Jesus said to the crowds and to his disciples, “The scribes and the Pharisees sit on Moses’ seat; therefore, do whatever they teach you and follow it; but do not do as they do, for they do not practice what they teach. They tie up heavy burdens, hard to bear, and lay them on the shoulders of others; but they themselves are unwilling to lift a finger to move them. They do all their deeds to be seen by others; for they make their phylacteries broad and their fringes long. They love to have the place of honor at banquets and the best seats in the synagogues, and to be greeted with respect in the marketplaces, and to have people call them rabbi. But you are not to be called rabbi, for you have one teacher, and you are all students. And call no one your father on earth, for you have one Father—the one in heaven. Nor are you to be called instructors, for you have one instructor, the Messiah. The greatest among you will be your servant. All who exalt themselves will be humbled, and all who humble themselves will be exalted.
From Ben Hatley-Cotter
Jesus speaks of the power of humbling oneself. He says, “All who exalt themselves will be humbled, and all who humble themselves will be exalted.” I’d argue, the community of the Abbey keeps a good sense of humility, both individually and as a group. But within that humility, we know that wonderful, mysterious, and enlightening things happen. And still the humility remains. I think one of the reasons for this is we all see the wonder within each other, and we direct that wonder outwards, rather than keeping it inside.
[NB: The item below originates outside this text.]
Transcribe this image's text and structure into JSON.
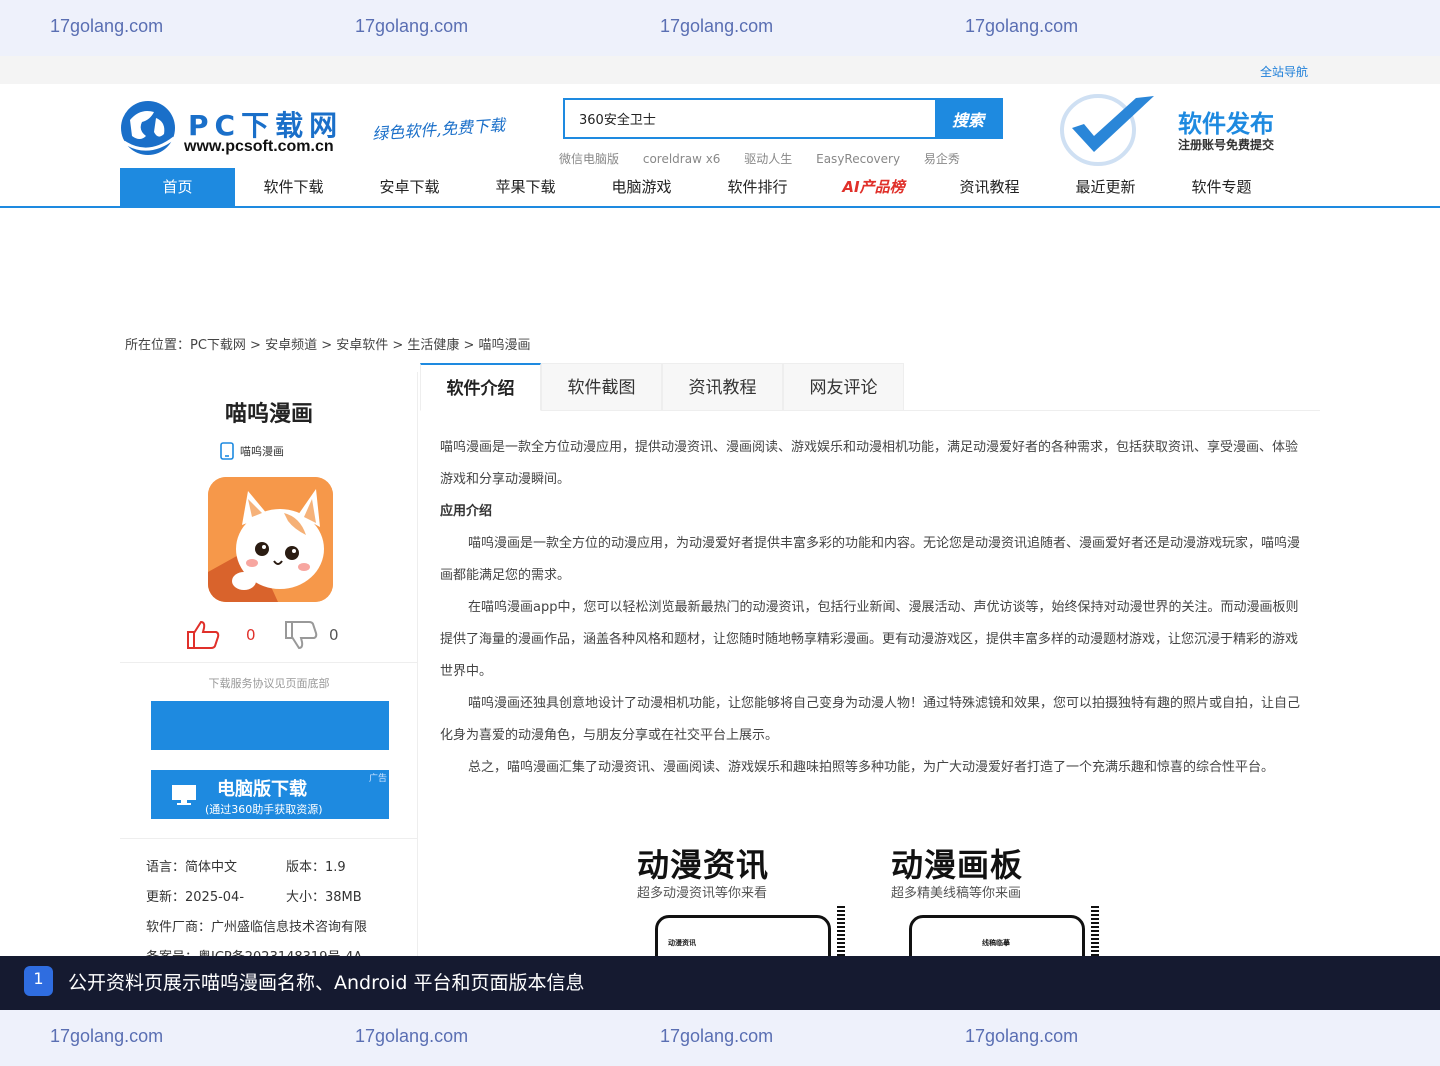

Pointing out what is wonderful about others builds them up, and therein lies the greatest power of humility.